1. Fathers who meet ICD-10 diagnostic criteria for opioid dependence who are prescribed opioid substitution therapy e.g. methadone, buprenorphine
2. Fathers with opioid dependence who also use other types of psychoactive substances (e.g. benzodiazepine, cocaine, cannabis or alcohol) are eligible for inclusion in this study, in recognition that poly-drug use is the norm
3. Mothers/partners of fathers recruited into the study are eligible to take part whether or not they have a diagnosis of substance dependence themselves
4. Each family will have at least one ‘index’ child aged 0-5 years old
5. Target children included in the study can be biological or non-biological children of the included father
6. Fathers must be involved in the day-to-day care of the index child
7. Fathers must have been in a relationship with the mother/partner for at least 6 months
Target number of participants
24 families (including fathers, mothers, infants, children, young people in family and kinship carers/significant others), if we assume a minimum or average of two individuals per family then the total would be 48 individuals
Participant exclusion criteria
1. Either parent has a serious mental illness (e.g. active psychosis) which prevents them from fully participating in the programme
2. Families where domestic abuse or child abuse has resulted in the father being prohibited from contact with the target child or family
3. Families where the father is facing an imminent prison sentence of longer than 6 months, or a criminal justice order of longer than 6 months which would prohibit their active involvement in the programme
4. Either parent is under the age of 16 years and/or NOT officially resident in Lothian region
Recruitment start date
Recruitment end date
Countries of recruitment
Trial participating centre
Head Office 18 West Pilton Park
Trial participating centre
City of Edinburgh Council Social Work Department C/o Westerhailes Healthy Living Centre 30 Harvesters Way
Edinburgh Napier University
C/o Mr Norman Turner
Merchiston Campus (H2)
10 Colinton Road
+44 (0)131 4556362
National Institute for Health Research
Funding Body Type
Funding Body Subtype
Results and Publications
Publication and dissemination plan
This project is a collaboration between clinicians and researchers to help improve the lives of children and families affected by parental drug misuse. The evaluation places families centre stage and utilises their views and experiences to guide implementation. Findings will be disseminated widely and discussed with key stakeholders including: families involved in the study, Service User Forums, the Study Steering Committee, service providers and managers, commissioners, policymakers, and Alcohol and Drug Partnerships. To this end an expert event will be hosted for stakeholders, ensuring both adult and child health audiences are included. Further meetings will be offered should these be required, for example to help disseminate the intervention into routine practice. In addition to the final report and lay summary the findings will be published in peer-reviewed journals and presented at an international conference.

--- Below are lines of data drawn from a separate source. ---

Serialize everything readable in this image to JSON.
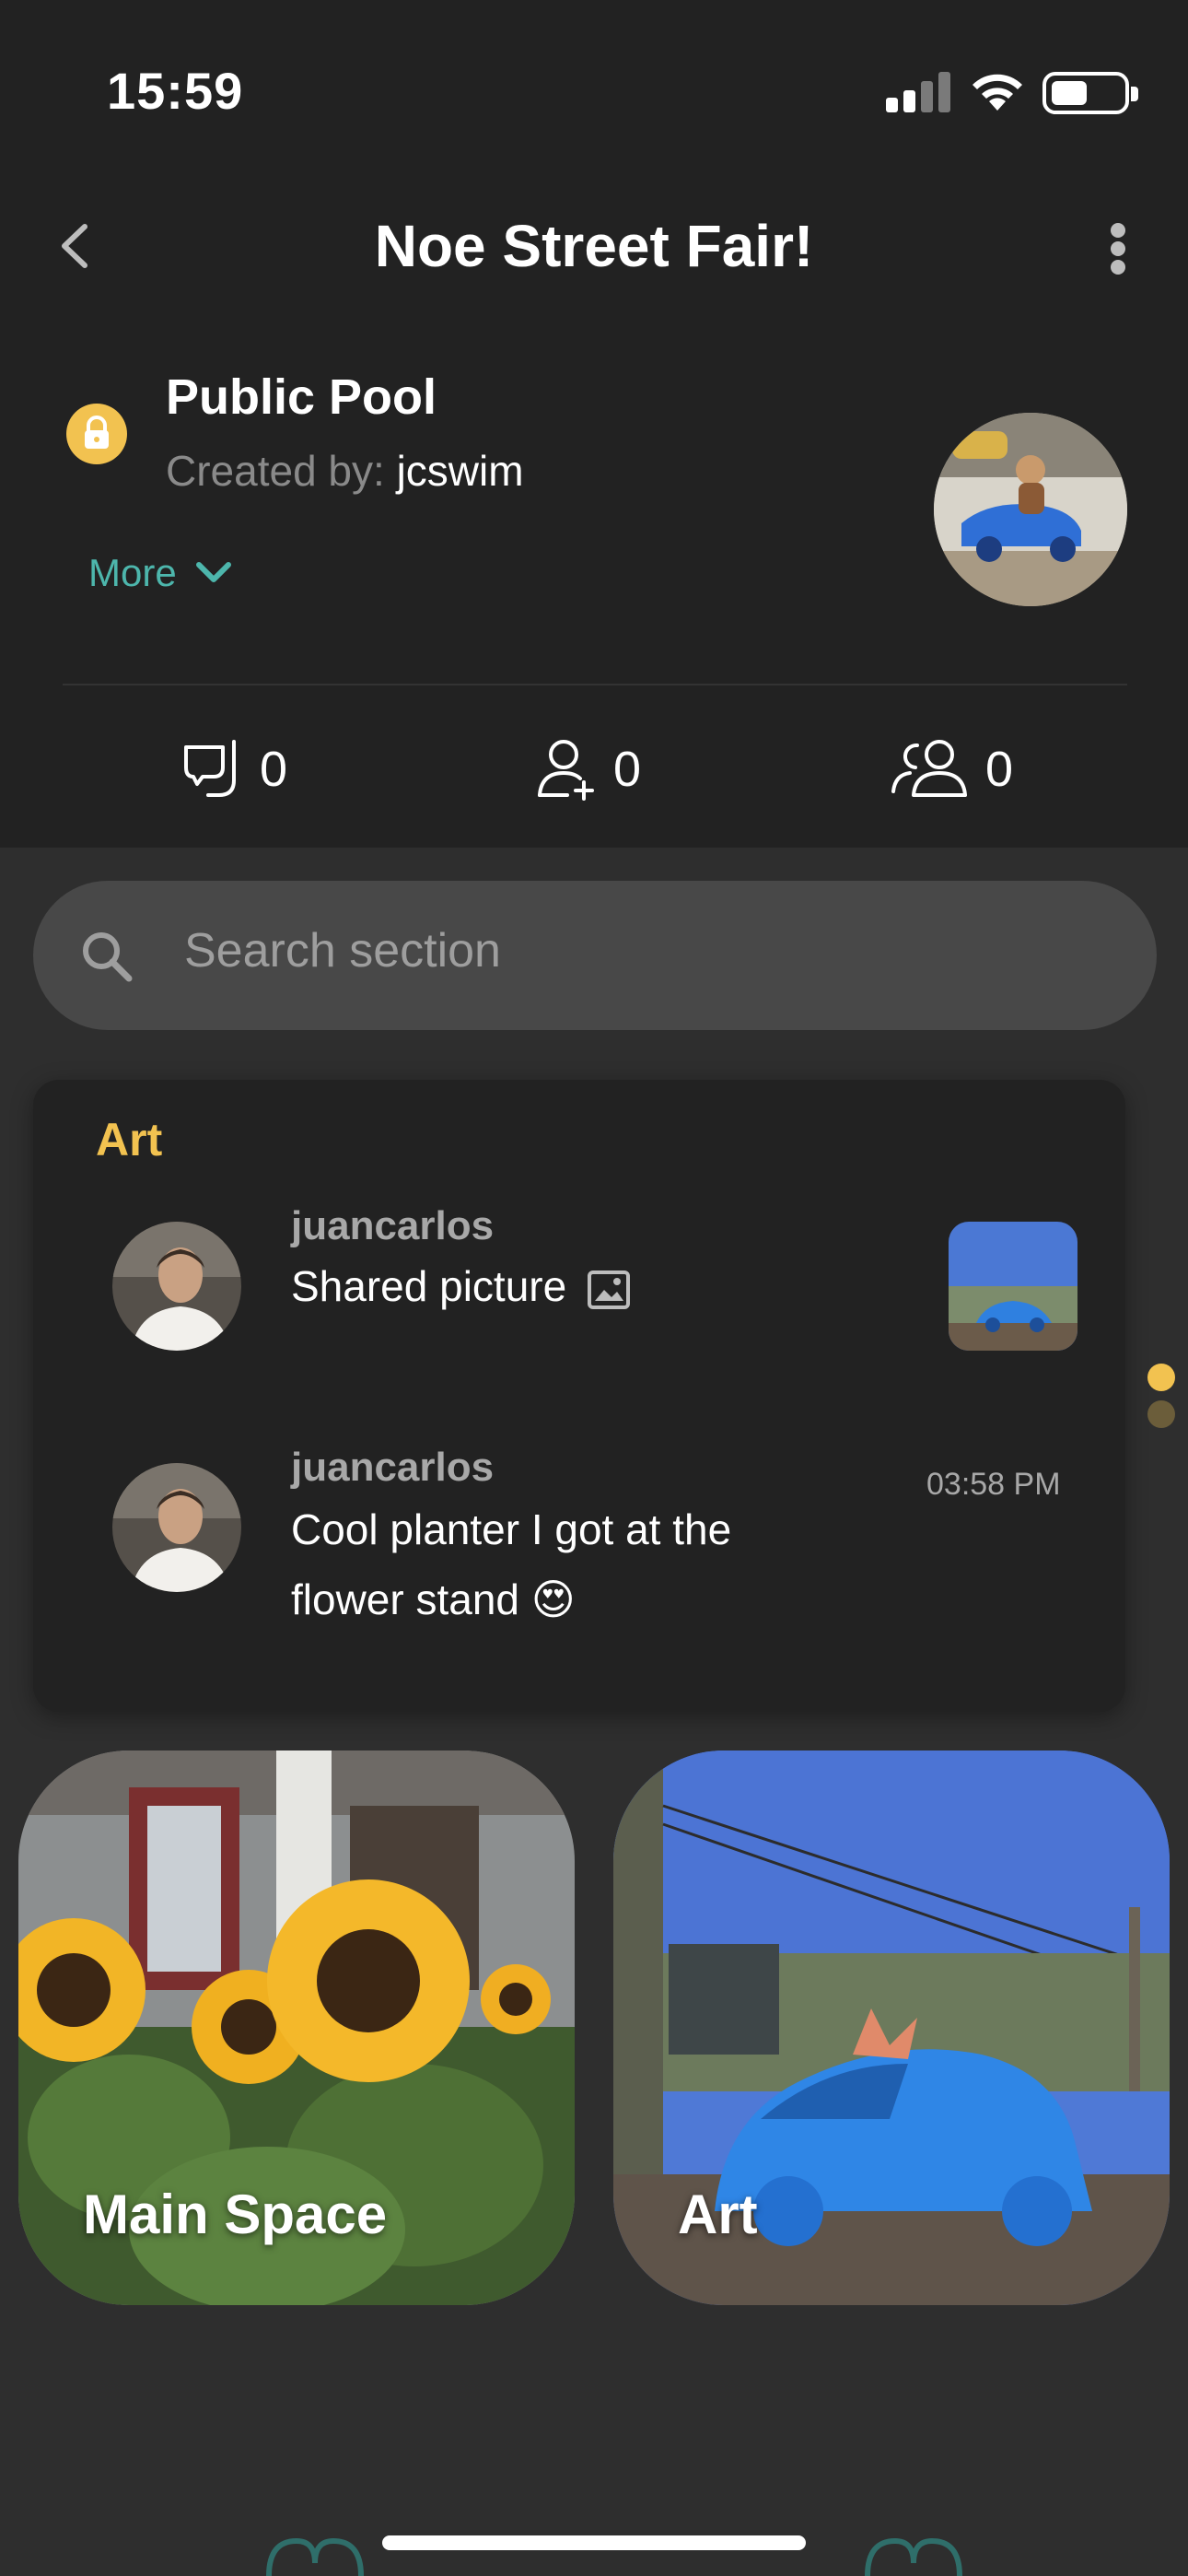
{
  "status_bar": {
    "time": "15:59"
  },
  "header": {
    "title": "Noe Street Fair!",
    "back_icon": "chevron-left-icon",
    "menu_icon": "more-vertical-icon"
  },
  "space": {
    "name": "Public Pool",
    "created_by_label": "Created by:",
    "created_by_user": "jcswim",
    "more_label": "More",
    "lock_color": "#f2c250"
  },
  "stats": [
    {
      "icon": "snorkel-mask-icon",
      "value": "0"
    },
    {
      "icon": "add-user-icon",
      "value": "0"
    },
    {
      "icon": "group-icon",
      "value": "0"
    }
  ],
  "search": {
    "placeholder": "Search section"
  },
  "feed": {
    "section": "Art",
    "messages": [
      {
        "user": "juancarlos",
        "text": "Shared picture",
        "time": ""
      },
      {
        "user": "juancarlos",
        "text_line1": "Cool planter I got at the",
        "text_line2": "flower stand 😍",
        "time": "03:58 PM"
      }
    ]
  },
  "tiles": [
    {
      "label": "Main Space"
    },
    {
      "label": "Art"
    }
  ],
  "colors": {
    "accent_yellow": "#f2c250",
    "accent_teal": "#4db6ac",
    "background": "#2e2e2e",
    "header_bg": "#222222"
  }
}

IPD sharing plan
The datasets generated during and/or analysed during the current study will be available upon request from Dr Anne Whittaker (A.Whittaker@napier.ac.uk).
Intention to publish date
Participant level data
Available on request
Basic results (scientific)